**WHAT THE TASK ASKS**
Provide a verbatim copy of all the records below, leaving the images out.

**Collected data**
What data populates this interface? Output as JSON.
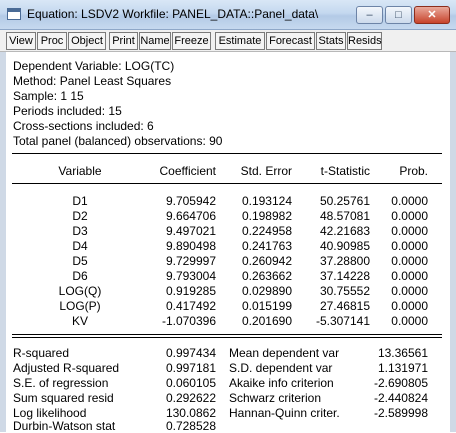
{
  "window": {
    "title": "Equation: LSDV2   Workfile: PANEL_DATA::Panel_data\\",
    "minimize": "–",
    "maximize": "□",
    "close": "✕"
  },
  "toolbar": {
    "view": "View",
    "proc": "Proc",
    "object": "Object",
    "print": "Print",
    "name": "Name",
    "freeze": "Freeze",
    "estimate": "Estimate",
    "forecast": "Forecast",
    "stats": "Stats",
    "resids": "Resids"
  },
  "header": {
    "dependent": "Dependent Variable: LOG(TC)",
    "method": "Method: Panel Least Squares",
    "sample": "Sample: 1 15",
    "periods": "Periods included: 15",
    "cross_sections": "Cross-sections included: 6",
    "observations": "Total panel (balanced) observations: 90"
  },
  "table": {
    "col_variable": "Variable",
    "col_coefficient": "Coefficient",
    "col_stderr": "Std. Error",
    "col_tstat": "t-Statistic",
    "col_prob": "Prob.",
    "rows": [
      {
        "variable": "D1",
        "coefficient": "9.705942",
        "stderr": "0.193124",
        "tstat": "50.25761",
        "prob": "0.0000"
      },
      {
        "variable": "D2",
        "coefficient": "9.664706",
        "stderr": "0.198982",
        "tstat": "48.57081",
        "prob": "0.0000"
      },
      {
        "variable": "D3",
        "coefficient": "9.497021",
        "stderr": "0.224958",
        "tstat": "42.21683",
        "prob": "0.0000"
      },
      {
        "variable": "D4",
        "coefficient": "9.890498",
        "stderr": "0.241763",
        "tstat": "40.90985",
        "prob": "0.0000"
      },
      {
        "variable": "D5",
        "coefficient": "9.729997",
        "stderr": "0.260942",
        "tstat": "37.28800",
        "prob": "0.0000"
      },
      {
        "variable": "D6",
        "coefficient": "9.793004",
        "stderr": "0.263662",
        "tstat": "37.14228",
        "prob": "0.0000"
      },
      {
        "variable": "LOG(Q)",
        "coefficient": "0.919285",
        "stderr": "0.029890",
        "tstat": "30.75552",
        "prob": "0.0000"
      },
      {
        "variable": "LOG(P)",
        "coefficient": "0.417492",
        "stderr": "0.015199",
        "tstat": "27.46815",
        "prob": "0.0000"
      },
      {
        "variable": "KV",
        "coefficient": "-1.070396",
        "stderr": "0.201690",
        "tstat": "-5.307141",
        "prob": "0.0000"
      }
    ]
  },
  "stats": {
    "rows": [
      {
        "left_label": "R-squared",
        "left_value": "0.997434",
        "right_label": "Mean dependent var",
        "right_value": "13.36561"
      },
      {
        "left_label": "Adjusted R-squared",
        "left_value": "0.997181",
        "right_label": "S.D. dependent var",
        "right_value": "1.131971"
      },
      {
        "left_label": "S.E. of regression",
        "left_value": "0.060105",
        "right_label": "Akaike info criterion",
        "right_value": "-2.690805"
      },
      {
        "left_label": "Sum squared resid",
        "left_value": "0.292622",
        "right_label": "Schwarz criterion",
        "right_value": "-2.440824"
      },
      {
        "left_label": "Log likelihood",
        "left_value": "130.0862",
        "right_label": "Hannan-Quinn criter.",
        "right_value": "-2.589998"
      },
      {
        "left_label": "Durbin-Watson stat",
        "left_value": "0.728528",
        "right_label": "",
        "right_value": ""
      }
    ]
  }
}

**ANSWER TO THE PROBLEM**
What data populates this interface? Output as JSON.
{
  "window": {
    "title": "Equation: LSDV2   Workfile: PANEL_DATA::Panel_data\\",
    "minimize": "–",
    "maximize": "□",
    "close": "✕"
  },
  "toolbar": {
    "view": "View",
    "proc": "Proc",
    "object": "Object",
    "print": "Print",
    "name": "Name",
    "freeze": "Freeze",
    "estimate": "Estimate",
    "forecast": "Forecast",
    "stats": "Stats",
    "resids": "Resids"
  },
  "header": {
    "dependent": "Dependent Variable: LOG(TC)",
    "method": "Method: Panel Least Squares",
    "sample": "Sample: 1 15",
    "periods": "Periods included: 15",
    "cross_sections": "Cross-sections included: 6",
    "observations": "Total panel (balanced) observations: 90"
  },
  "table": {
    "col_variable": "Variable",
    "col_coefficient": "Coefficient",
    "col_stderr": "Std. Error",
    "col_tstat": "t-Statistic",
    "col_prob": "Prob.",
    "rows": [
      {
        "variable": "D1",
        "coefficient": "9.705942",
        "stderr": "0.193124",
        "tstat": "50.25761",
        "prob": "0.0000"
      },
      {
        "variable": "D2",
        "coefficient": "9.664706",
        "stderr": "0.198982",
        "tstat": "48.57081",
        "prob": "0.0000"
      },
      {
        "variable": "D3",
        "coefficient": "9.497021",
        "stderr": "0.224958",
        "tstat": "42.21683",
        "prob": "0.0000"
      },
      {
        "variable": "D4",
        "coefficient": "9.890498",
        "stderr": "0.241763",
        "tstat": "40.90985",
        "prob": "0.0000"
      },
      {
        "variable": "D5",
        "coefficient": "9.729997",
        "stderr": "0.260942",
        "tstat": "37.28800",
        "prob": "0.0000"
      },
      {
        "variable": "D6",
        "coefficient": "9.793004",
        "stderr": "0.263662",
        "tstat": "37.14228",
        "prob": "0.0000"
      },
      {
        "variable": "LOG(Q)",
        "coefficient": "0.919285",
        "stderr": "0.029890",
        "tstat": "30.75552",
        "prob": "0.0000"
      },
      {
        "variable": "LOG(P)",
        "coefficient": "0.417492",
        "stderr": "0.015199",
        "tstat": "27.46815",
        "prob": "0.0000"
      },
      {
        "variable": "KV",
        "coefficient": "-1.070396",
        "stderr": "0.201690",
        "tstat": "-5.307141",
        "prob": "0.0000"
      }
    ]
  },
  "stats": {
    "rows": [
      {
        "left_label": "R-squared",
        "left_value": "0.997434",
        "right_label": "Mean dependent var",
        "right_value": "13.36561"
      },
      {
        "left_label": "Adjusted R-squared",
        "left_value": "0.997181",
        "right_label": "S.D. dependent var",
        "right_value": "1.131971"
      },
      {
        "left_label": "S.E. of regression",
        "left_value": "0.060105",
        "right_label": "Akaike info criterion",
        "right_value": "-2.690805"
      },
      {
        "left_label": "Sum squared resid",
        "left_value": "0.292622",
        "right_label": "Schwarz criterion",
        "right_value": "-2.440824"
      },
      {
        "left_label": "Log likelihood",
        "left_value": "130.0862",
        "right_label": "Hannan-Quinn criter.",
        "right_value": "-2.589998"
      },
      {
        "left_label": "Durbin-Watson stat",
        "left_value": "0.728528",
        "right_label": "",
        "right_value": ""
      }
    ]
  }
}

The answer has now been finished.